"We thought it would be just kind of a good fit because the structure is already in place at North Division and so why not revitalize those spaces and those rooms and breathe life back into them and have it be kind of one of the focal points of this high school," said Turner.

President of the Black Health Coalition of Wisconsin, Patricia McManus, also a graduate from North Division, is helping revamp the health science classes at North. She ran the program at the school years ago.

"Health was always considered last instead of first and people might not even realize that and I thought their kids would be the best way to get the community more involved in understanding their health," said Patricia McManus.

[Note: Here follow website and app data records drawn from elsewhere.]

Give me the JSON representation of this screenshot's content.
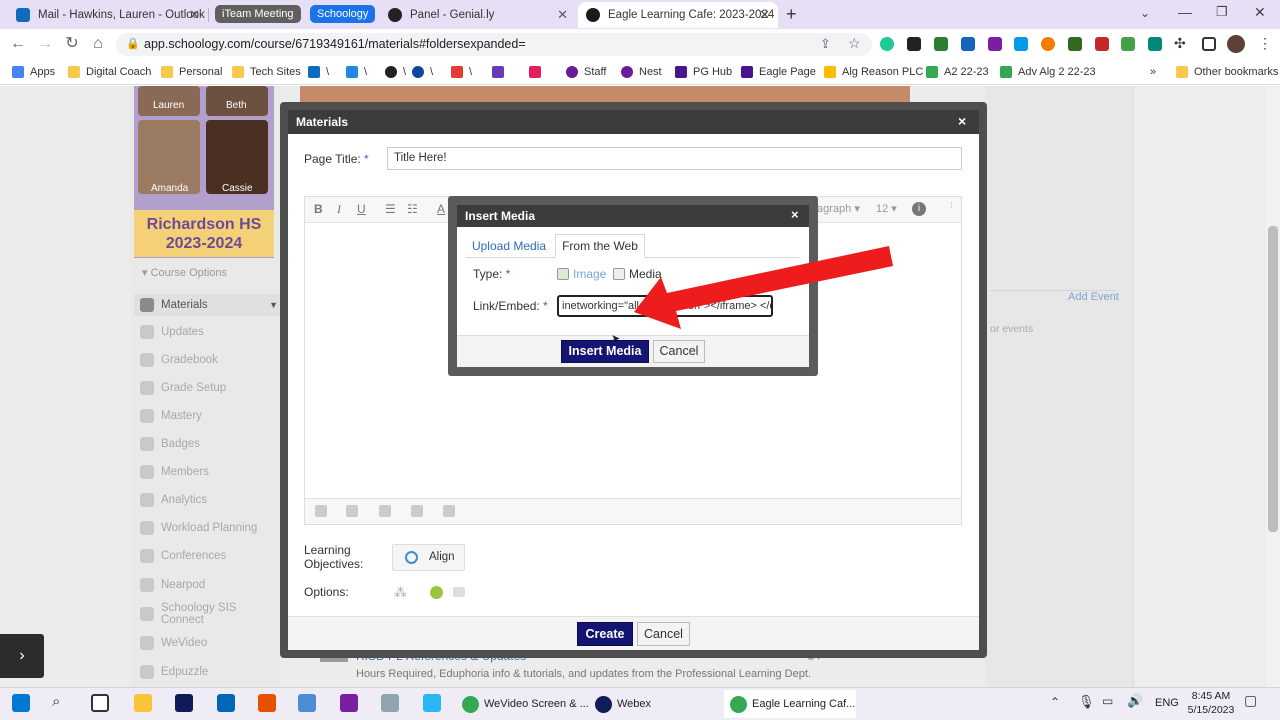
{
  "browser": {
    "tabs": [
      {
        "title": "Mail - Hawkins, Lauren - Outlook",
        "favicon_color": "#0f6cbd"
      },
      {
        "title": "Panel - Genial.ly",
        "favicon_color": "#222222"
      },
      {
        "title": "Eagle Learning Cafe: 2023-2024",
        "favicon_color": "#1a1a1a",
        "active": true
      }
    ],
    "tab_groups": [
      {
        "label": "iTeam Meeting",
        "color": "#5f5f5f"
      },
      {
        "label": "Schoology",
        "color": "#1a73e8"
      }
    ],
    "url": "app.schoology.com/course/6719349161/materials#foldersexpanded=",
    "bookmarks": [
      "Apps",
      "Digital Coach",
      "Personal",
      "Tech Sites",
      "\\",
      "\\",
      "\\",
      "\\",
      "\\",
      "Staff",
      "Nest",
      "PG Hub",
      "Eagle Page",
      "Alg Reason PLC",
      "A2 22-23",
      "Adv Alg 2 22-23",
      "Other bookmarks"
    ],
    "bookmarks_overflow": "»"
  },
  "course": {
    "banner_names": [
      "Lauren",
      "Beth",
      "Amanda",
      "Cassie"
    ],
    "banner_title": "Richardson HS 2023-2024",
    "course_options": "Course Options",
    "nav": [
      "Materials",
      "Updates",
      "Gradebook",
      "Grade Setup",
      "Mastery",
      "Badges",
      "Members",
      "Analytics",
      "Workload Planning",
      "Conferences",
      "Nearpod",
      "Schoology SIS Connect",
      "WeVideo",
      "Edpuzzle"
    ],
    "right_links": {
      "add_event": "Add Event",
      "events_text": "or events"
    },
    "bg_folder_title": "RISD PL References & Updates",
    "bg_folder_desc": "Hours Required, Eduphoria info & tutorials, and updates from the Professional Learning Dept."
  },
  "materials_modal": {
    "title": "Materials",
    "close": "×",
    "page_title_label": "Page Title:",
    "required_mark": "*",
    "page_title_value": "Title Here!",
    "toolbar": {
      "bold": "B",
      "italic": "I",
      "underline": "U",
      "format": "agraph",
      "size": "12"
    },
    "learning_objectives_label": "Learning Objectives:",
    "align_label": "Align",
    "options_label": "Options:",
    "create_label": "Create",
    "cancel_label": "Cancel"
  },
  "insert_media": {
    "title": "Insert Media",
    "close": "×",
    "tabs": [
      "Upload Media",
      "From the Web"
    ],
    "type_label": "Type:",
    "type_options": [
      "Image",
      "Media"
    ],
    "link_label": "Link/Embed:",
    "link_value": "inetworking=\"allowfullscreen\"></iframe> </div> </div>",
    "insert_label": "Insert Media",
    "cancel_label": "Cancel"
  },
  "taskbar": {
    "apps": [
      "WeVideo Screen & ...",
      "Webex",
      "Eagle Learning Caf..."
    ],
    "lang": "ENG",
    "time": "8:45 AM",
    "date": "5/15/2023"
  },
  "colors": {
    "annotation_arrow": "#ee1c1c",
    "primary_button": "#141473",
    "link": "#2f6cbf"
  }
}
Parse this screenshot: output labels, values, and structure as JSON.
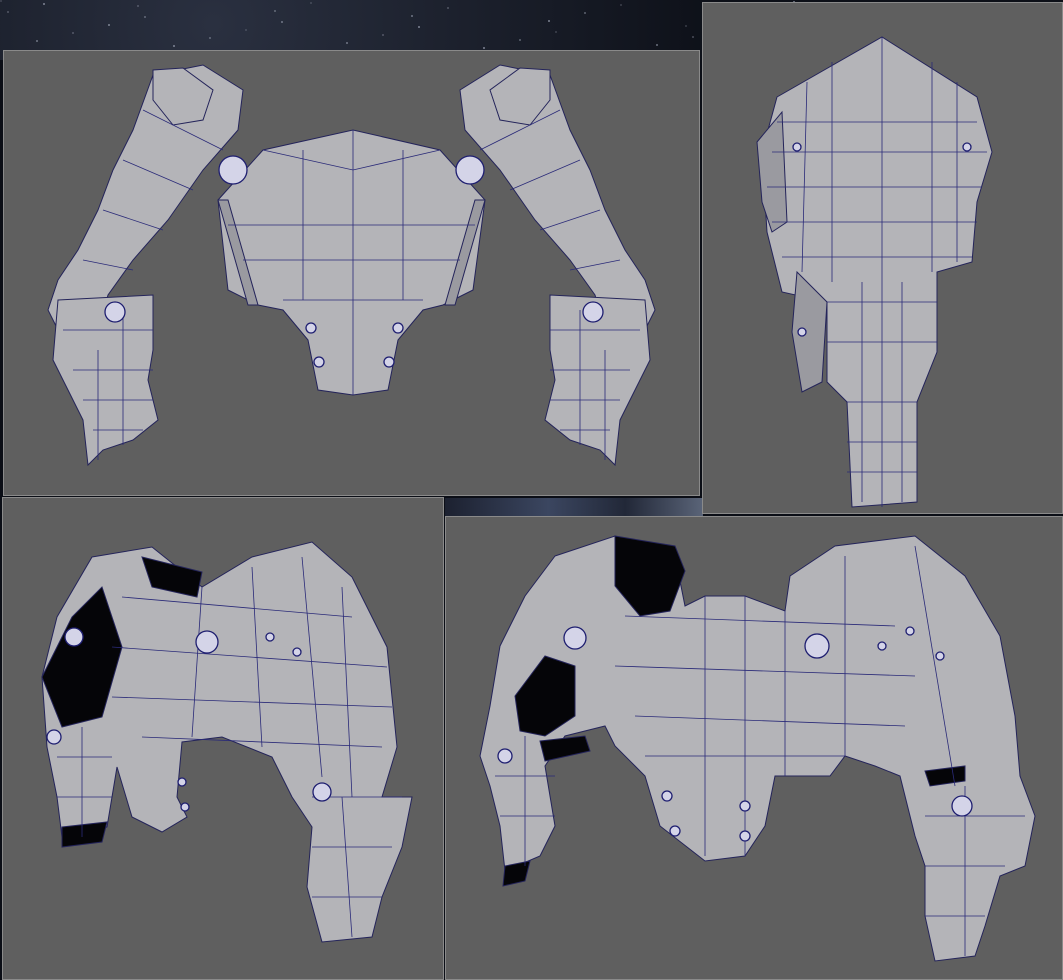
{
  "scene": {
    "subject": "",
    "viewports": [
      {
        "id": "front"
      },
      {
        "id": "side"
      },
      {
        "id": "perspective-left"
      },
      {
        "id": "perspective-right"
      }
    ]
  },
  "colors": {
    "viewport_bg": "#5f5f5f",
    "mesh_fill": "#b4b4b8",
    "wireframe": "#24245a",
    "backface": "#050508"
  }
}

She said what students learn at North moves beyond the classroom.

"To get students aware of health to have their families aware of health," said McManus.

Another North Division graduate, Vaynesia Newman-Kendrick, now works for the health department. She said offering medical programs in high school helps give students an edge in the real world.

"Being here in the '90s the medical specialty program was the center point for the school and to know that that's something that is coming back I think it is phenomenal," said Vaynesia Newman-Kendrick.

Alumni and current student alike have Blue Devil pride.

"I feel like North Division is a great place to go to school because it has so much to offer," said Dickerson.

"It's a lot that you can hear about the building, but the building is always going to be here. It's about what's inside of the building that really matters," said Taylor.